Despite a strong focus on understanding the diversity, behaviour and functional roles of fish on coral reefs, we know far less about how their fish communities are structured. In most aquatic communities, gape limitation and ontogenetic niche shifts produce communities that are size structured, where predators are larger than their prey. Our expectation is that reef fish communities should also be size structured, though this has not been formally tested. In a paper published in a special body size themed issue of the Canadian Journal of Fisheries & Aquatic Sciences, myself and Dr. Julia Baum examined the case for size structuring in the coral reef fish community at Kiritimati Atoll.

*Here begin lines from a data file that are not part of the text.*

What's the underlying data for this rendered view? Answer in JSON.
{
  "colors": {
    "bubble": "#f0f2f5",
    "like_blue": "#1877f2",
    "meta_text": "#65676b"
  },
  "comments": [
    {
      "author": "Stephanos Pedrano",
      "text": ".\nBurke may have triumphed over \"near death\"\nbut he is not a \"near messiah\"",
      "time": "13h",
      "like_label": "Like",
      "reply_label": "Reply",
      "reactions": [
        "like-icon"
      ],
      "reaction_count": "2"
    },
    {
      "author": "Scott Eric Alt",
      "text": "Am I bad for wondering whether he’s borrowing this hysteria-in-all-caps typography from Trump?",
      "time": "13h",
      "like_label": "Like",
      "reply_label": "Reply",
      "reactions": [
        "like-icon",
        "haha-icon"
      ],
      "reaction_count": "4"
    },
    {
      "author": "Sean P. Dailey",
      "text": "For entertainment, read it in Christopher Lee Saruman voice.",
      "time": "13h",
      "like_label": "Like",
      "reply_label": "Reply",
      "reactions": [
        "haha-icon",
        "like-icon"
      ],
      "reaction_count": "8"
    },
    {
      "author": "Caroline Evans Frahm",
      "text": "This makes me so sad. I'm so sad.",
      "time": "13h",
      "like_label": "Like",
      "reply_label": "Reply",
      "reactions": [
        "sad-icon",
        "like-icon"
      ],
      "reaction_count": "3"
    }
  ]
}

Size-structured communities are characterised by two major patterns. First, the relationship between abundance and body size (or size spectrum) will be negative, consistent with the inefficient transfer of energy between trophic levels that constrains the abundance of predators to be lower that the abundance of their prey. Second, trophic position will increase with body size, reflecting the tight correlation between an individual’s body size and its position in the food web.

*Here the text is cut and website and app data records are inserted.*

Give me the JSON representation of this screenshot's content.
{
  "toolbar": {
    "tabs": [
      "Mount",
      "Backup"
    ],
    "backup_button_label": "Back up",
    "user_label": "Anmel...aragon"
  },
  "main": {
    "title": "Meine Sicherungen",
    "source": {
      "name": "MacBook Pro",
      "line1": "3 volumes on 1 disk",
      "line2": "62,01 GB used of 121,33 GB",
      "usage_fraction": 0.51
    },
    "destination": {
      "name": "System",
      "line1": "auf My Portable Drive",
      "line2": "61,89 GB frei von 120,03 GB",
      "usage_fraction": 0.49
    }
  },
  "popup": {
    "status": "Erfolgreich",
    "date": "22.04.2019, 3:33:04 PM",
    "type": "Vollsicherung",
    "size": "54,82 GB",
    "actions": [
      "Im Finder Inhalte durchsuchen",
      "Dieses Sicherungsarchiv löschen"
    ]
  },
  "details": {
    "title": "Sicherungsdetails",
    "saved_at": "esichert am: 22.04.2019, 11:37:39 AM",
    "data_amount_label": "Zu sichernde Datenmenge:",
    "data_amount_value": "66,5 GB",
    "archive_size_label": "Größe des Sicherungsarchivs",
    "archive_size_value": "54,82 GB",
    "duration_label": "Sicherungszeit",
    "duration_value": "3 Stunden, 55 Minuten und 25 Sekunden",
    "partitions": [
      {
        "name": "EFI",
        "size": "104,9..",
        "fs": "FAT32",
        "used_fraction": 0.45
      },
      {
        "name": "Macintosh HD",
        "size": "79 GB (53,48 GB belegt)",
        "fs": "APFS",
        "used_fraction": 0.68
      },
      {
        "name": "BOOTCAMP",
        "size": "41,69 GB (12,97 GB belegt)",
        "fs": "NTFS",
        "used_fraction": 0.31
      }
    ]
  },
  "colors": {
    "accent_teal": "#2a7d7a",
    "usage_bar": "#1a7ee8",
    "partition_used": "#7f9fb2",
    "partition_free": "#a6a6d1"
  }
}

We examined the community structure at Kiritimati (Christmas) Island, the world’s largest atoll. Using underwater visual census data and stable isotope analysis of collected fish specimens, we found strong evidence for size structuring in the reef fish community where 1) size spectrum slope was negative and 2) trophic position increased with body mass, both across species (Figure 1a, 1b) and across individuals irrespective of species (Figure 1c, 1d).

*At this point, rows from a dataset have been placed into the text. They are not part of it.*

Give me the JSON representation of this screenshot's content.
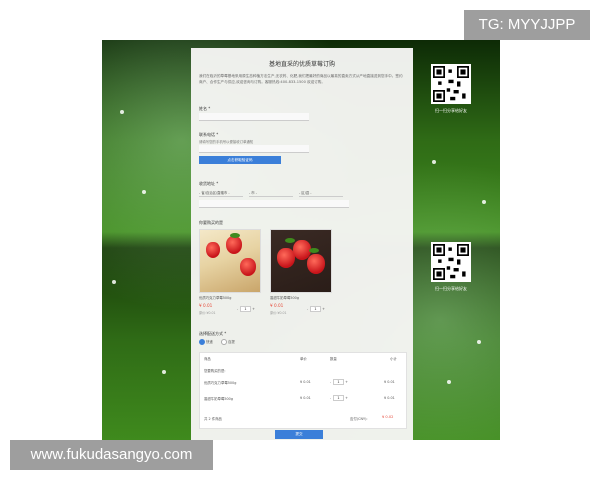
{
  "form": {
    "title": "基地直采的优质草莓订购",
    "intro": "我们在临沂的草莓基地采用原生态种植方法生产,无农药、化肥,我们把最好的商品以最真的直卖方式从产地直接送到您手中。签约商户、合作生产与供应,欢迎咨询与订购。客服热线:400-833-1500 欢迎订购。",
    "name_label": "姓名 *",
    "phone_label": "联系电话 *",
    "phone_hint": "请填写您的手机号以便接收订单通知",
    "verify_button": "点击获取验证码",
    "address_label": "收货地址 *",
    "province_placeholder": "- 省/自治区/直辖市 -",
    "city_placeholder": "- 市 -",
    "district_placeholder": "- 区/县 -",
    "products_label": "你要购买的是",
    "products": [
      {
        "name": "优质巧克力草莓500g",
        "price": "¥ 0.01",
        "old_price": "原价:¥0.01",
        "qty": "1"
      },
      {
        "name": "香甜牛奶草莓500g",
        "price": "¥ 0.01",
        "old_price": "原价:¥0.01",
        "qty": "1"
      }
    ],
    "delivery_label": "选择配送方式 *",
    "delivery_options": [
      "快递",
      "自提"
    ],
    "table_headers": [
      "商品",
      "单价",
      "数量",
      "小计"
    ],
    "table_section": "您要购买的是:",
    "table_rows": [
      {
        "name": "优质巧克力草莓500g",
        "price": "¥ 0.01",
        "qty": "1",
        "subtotal": "¥ 0.01"
      },
      {
        "name": "香甜牛奶草莓500g",
        "price": "¥ 0.01",
        "qty": "1",
        "subtotal": "¥ 0.01"
      }
    ],
    "total_count": "共 2 件商品",
    "total_label": "应付(CNY):",
    "total_value": "¥ 0.02",
    "submit_button": "提交"
  },
  "qr": {
    "caption": "扫一扫分享给好友"
  },
  "overlay": {
    "tag": "TG: MYYJJPP",
    "watermark": "www.fukudasangyo.com"
  },
  "colors": {
    "accent": "#3b7fd9",
    "price": "#e64a3a",
    "grass": "#3f8a1d"
  }
}
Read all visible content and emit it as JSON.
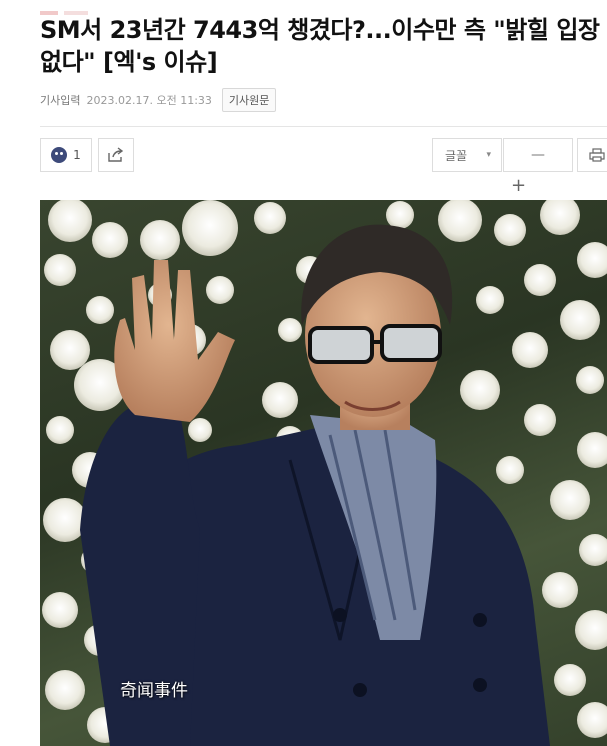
{
  "article": {
    "headline": "SM서 23년간 7443억 챙겼다?...이수만 측 \"밝힐 입장 없다\" [엑's 이슈]",
    "meta_label": "기사입력",
    "published": "2023.02.17. 오전 11:33",
    "original_link_label": "기사원문"
  },
  "toolbar": {
    "reaction_count": "1",
    "font_label": "글꼴",
    "font_caret": "▾",
    "decrease_label": "—",
    "increase_label": "+"
  },
  "photo": {
    "watermark": "奇闻事件"
  },
  "icons": {
    "reaction": "surprised-face-icon",
    "share": "share-icon",
    "print": "print-icon"
  },
  "colors": {
    "reaction_face": "#3d4a7a",
    "jacket": "#1b2340",
    "foliage": "#34412b",
    "flowers": "#f3f2ea"
  }
}
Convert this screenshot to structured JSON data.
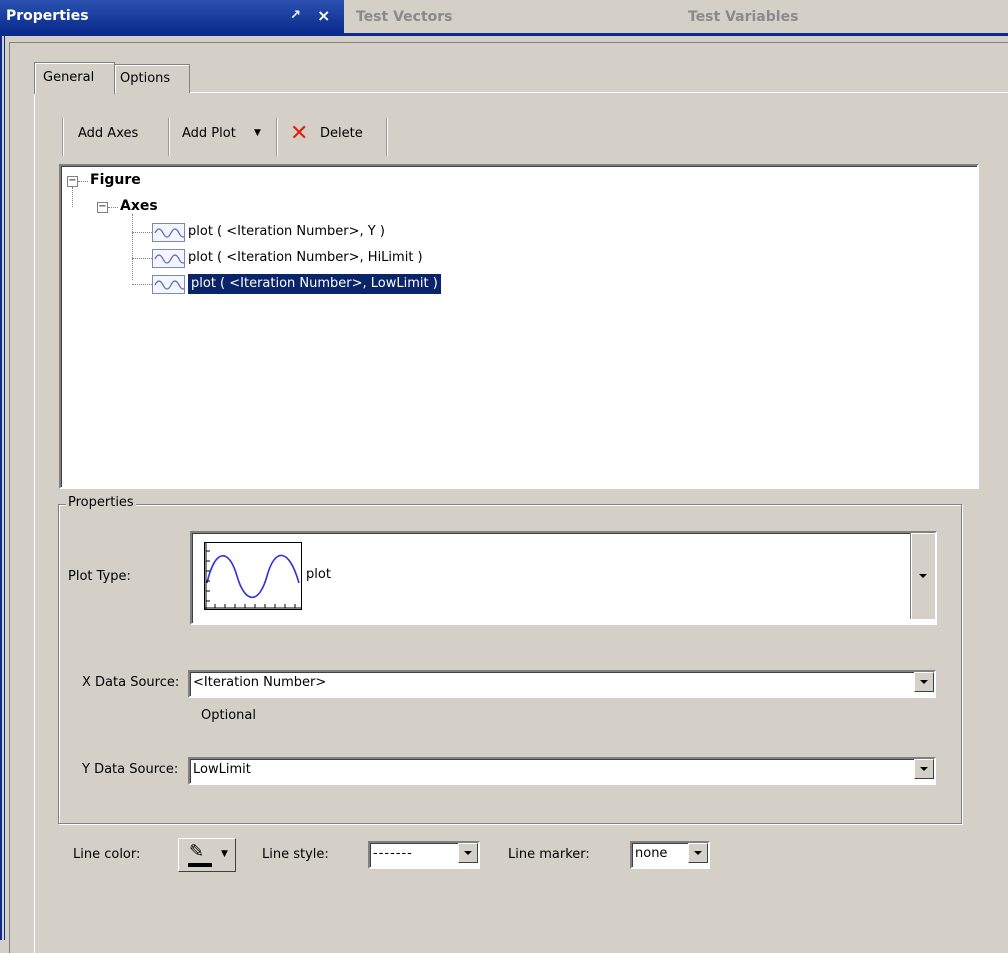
{
  "dock_tabs": {
    "active": "Properties",
    "inactive": [
      "Test Vectors",
      "Test Variables"
    ]
  },
  "sub_tabs": [
    "General",
    "Options"
  ],
  "toolbar": {
    "add_axes": "Add Axes",
    "add_plot": "Add Plot",
    "delete": "Delete"
  },
  "tree": {
    "figure": "Figure",
    "axes": "Axes",
    "plots": [
      "plot ( <Iteration Number>, Y )",
      "plot ( <Iteration Number>, HiLimit )",
      "plot ( <Iteration Number>, LowLimit )"
    ],
    "selected_index": 2
  },
  "properties": {
    "group_title": "Properties",
    "plot_type_label": "Plot Type:",
    "plot_type_value": "plot",
    "x_label": "X Data Source:",
    "x_value": "<Iteration Number>",
    "x_hint": "Optional",
    "y_label": "Y Data Source:",
    "y_value": "LowLimit",
    "line_color_label": "Line color:",
    "line_style_label": "Line style:",
    "line_style_value": "-------",
    "line_marker_label": "Line marker:",
    "line_marker_value": "none"
  },
  "colors": {
    "active_tab": "#0a2a8c",
    "selection": "#0a246a",
    "delete_icon": "#e02010",
    "plot_wave": "#2a2aff",
    "window_bg": "#d4d0c8"
  }
}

In a direct test of metabolic theory, we also examined how abundance ~ body size relationships changed depending on how energy is used within subsets of the community. We predicted that individuals competing for energy through predation (i.e. piscivores, invertivores, corallivores) would have steeper size spectra than individuals sharing a common energy source (i.e. herbivores, detritivores). The size spectrum of our ‘carnivore’ community was steeper than the size spectrum of our ‘herbivore’ community (Figure 2), indicating that is is important to consider how energy is utilised by different compartments of the food web before attempting to understand patterns in community structure.